Maimonides Expert Offers Tips for Coping with Allergies
The start of Spring is often the onset of seasonal allergies and bothersome symptoms. Dr. Michael Marcus, Director of Allergy and Immunology at Maimonides Medical Center, offers a variety of strategies for coping with symptoms.
“Pollen is one of the main causes of seasonal allergies,” Dr. Marcus notes. "The key to minimizing the impact of your allergies this year is to minimize your exposure to excess pollen."
A recent study released by the American College of Allergy, Asthma and Iиииmmunology, revealed that weather changes have gradually been increasing the pollen count since 2000 – a trend expected to continue for the next thirty years.
According to the Asthma & Allergy Foundation of America, the pollen count is at its highest in urban areas between 10am and 3pm. Dr. Marcus advises taking allergy medication in the morning, instead of waiting until you experience symptoms later in the day. Allergy medications work best preventatively. Once symptoms present themselves, over-the-counter allergy medications are far less effective.
Dr. Marcus suggests trying to delay your outdoor activities to the evening when pollen has subsided.
"Practices that minimize the amount of pollen entering your house are also important," Dr. Marcus explains. “This includes taking shoes off outside, changing clothes, showering at night and keeping windows closed. Animal fur can also trap pollen, so bathing pets more often in the Spring is also advised.”
When preventative measures aren’t enough to lessen your symptoms, there are three broad categories of over-the-counter oral allergy medications to try:
The so-called “first generation antihistamines” includes medications that, while effective, often cause drowsiness. Brand names include Benadryl and Chlortrimeton.
The newer antihistamines typically do not cause the same drowsiness, and thus do not interfere with daytime activities. Medications in this category include loratadine (brand name Claritin) and fexofenadine (brand name Allegra).
A third category of antihistamines includes cetirizine (brand name Zyrtec), which causes less drowsiness than the first-generation antihistamines, but has mild sedation properties.
“Everyone responds to these medications in different ways, so it is very important to be careful and see how your body reacts the first time you take any medicine. If one medication doesn’t work, it’s worth trying another, even within the same category.” Dr. Marcus cautions patients to read labels carefully and make sure the medications are truly comparable.
“If it takes a daily dose of medication to control your symptoms, or if you need two or more medications to do the job, you should try consulting an allergy specialist,” says Dr. Marcus. “A physician can help you decide whether prescription medications, or a different treatment regimen, may be a more effective solution.”

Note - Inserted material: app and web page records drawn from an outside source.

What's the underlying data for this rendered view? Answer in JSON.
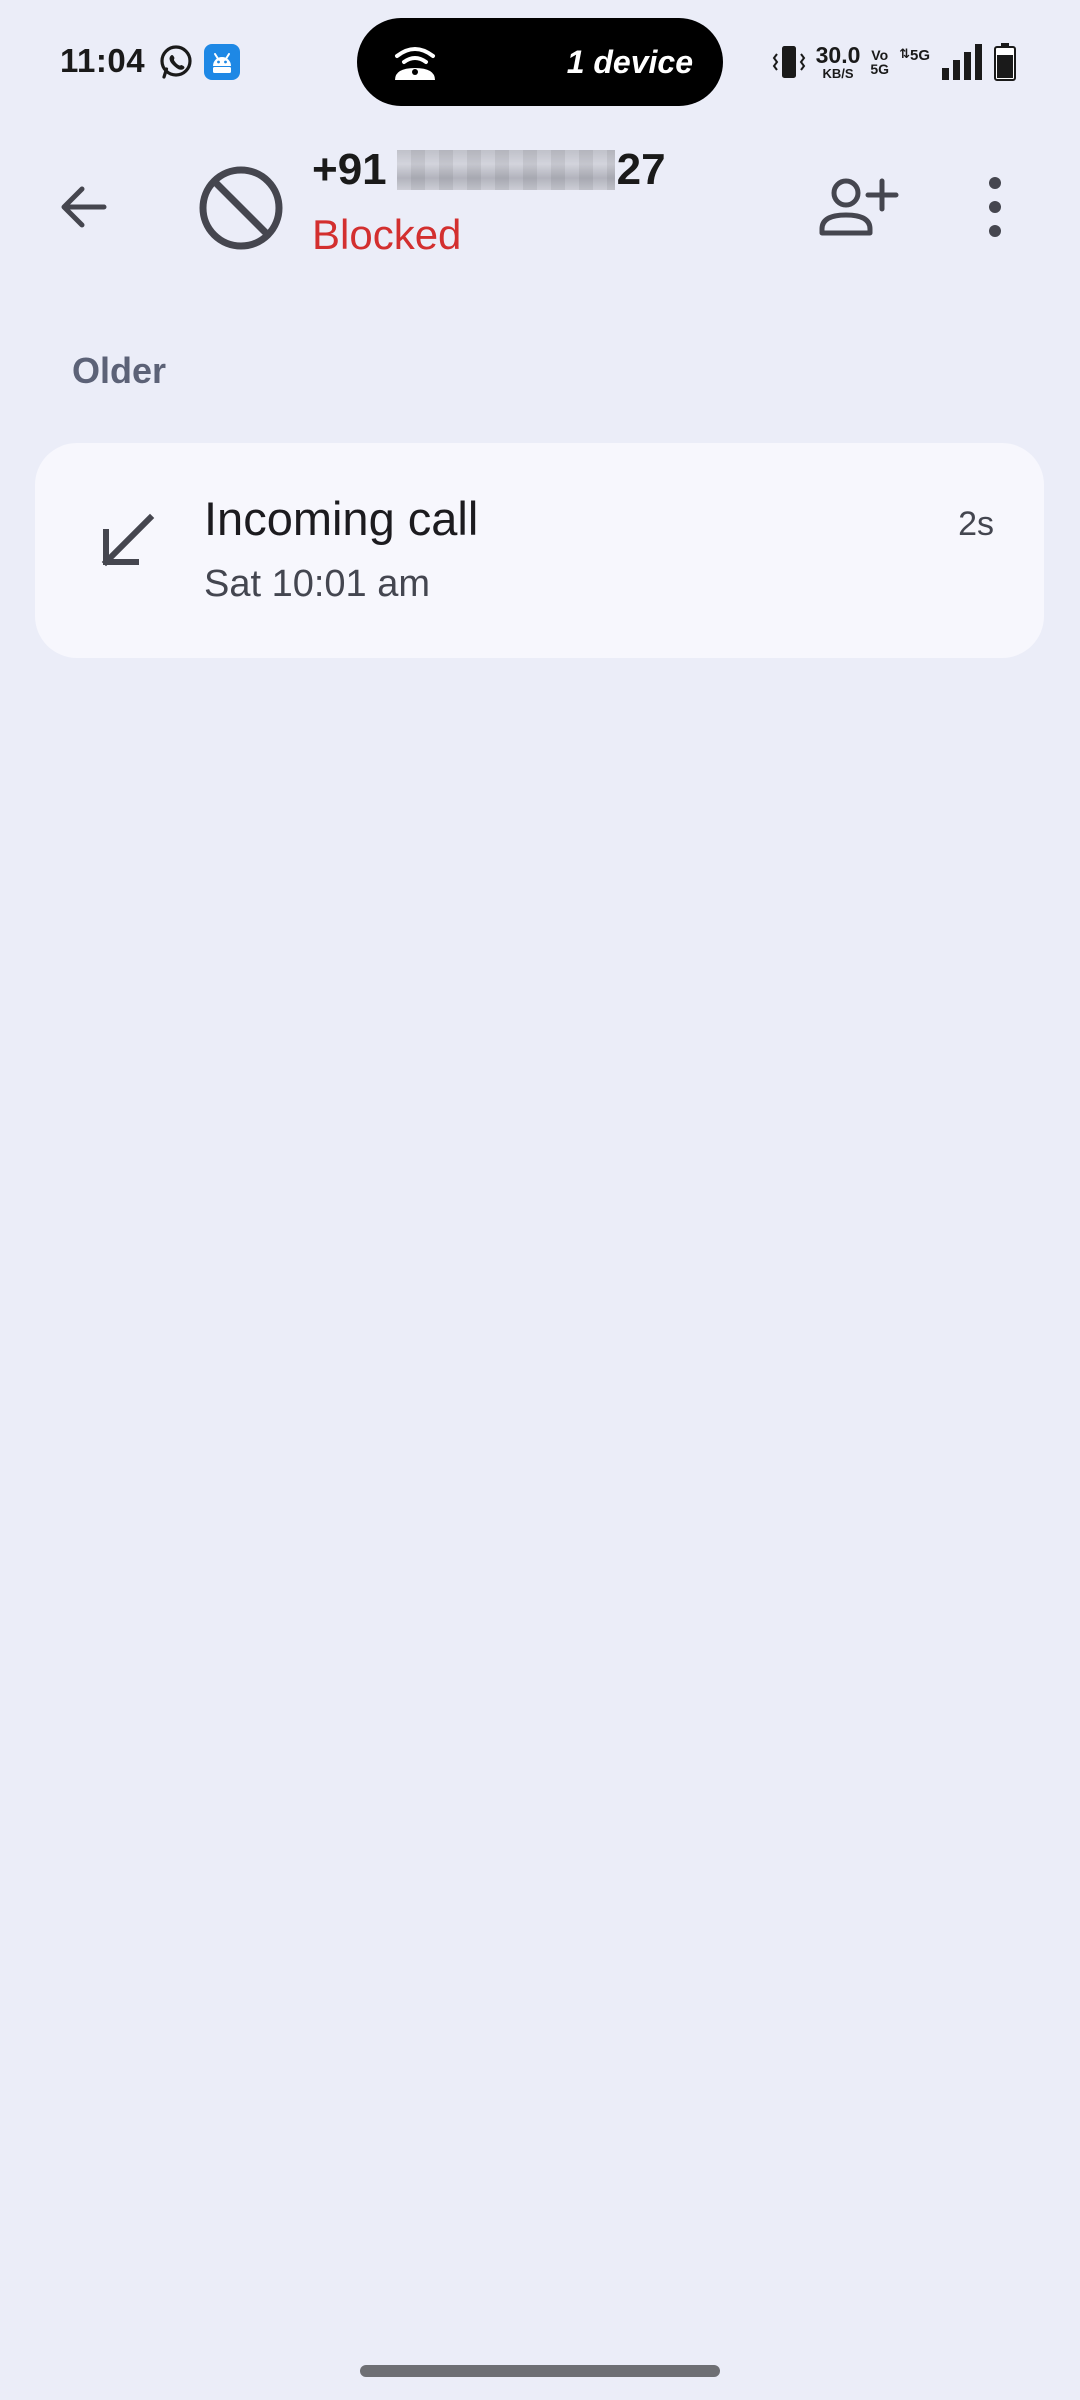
{
  "status_bar": {
    "time": "11:04",
    "notification_icons": [
      "whatsapp-icon",
      "android-icon"
    ],
    "hotspot": {
      "icon": "hotspot-icon",
      "label": "1 device"
    },
    "net_speed": {
      "value": "30.0",
      "unit": "KB/S"
    },
    "volte_top": "Vo",
    "volte_bottom": "5G",
    "network_type": "5G",
    "icons": [
      "vibrate-icon",
      "signal-icon",
      "battery-icon"
    ]
  },
  "app_bar": {
    "number_prefix": "+91",
    "number_suffix": "27",
    "status": "Blocked",
    "status_color": "#d32f2f",
    "icons": [
      "back-arrow-icon",
      "blocked-icon",
      "add-contact-icon",
      "more-vert-icon"
    ]
  },
  "history": {
    "section_label": "Older",
    "calls": [
      {
        "type": "Incoming call",
        "time": "Sat 10:01 am",
        "duration": "2s",
        "icon": "incoming-call-arrow-icon"
      }
    ]
  },
  "colors": {
    "background": "#ebedf8",
    "card": "#f7f7fd",
    "blocked": "#d32f2f"
  }
}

Maimonides Medical Center, an affiliate of Northwell Health, is Brooklyn’s pre-eminent healthcare provider and among the largest independent teaching hospitals in the nation. Widely recognized for its major achievements in advancing medical and information technology, Maimonides has 711 beds and over 70 subspecialty programs. For additional information on the nationally recognized clinical services at Maimonides Medical Center, please visit http://www.maimonidesmed.org/.
Edited by: JV Staff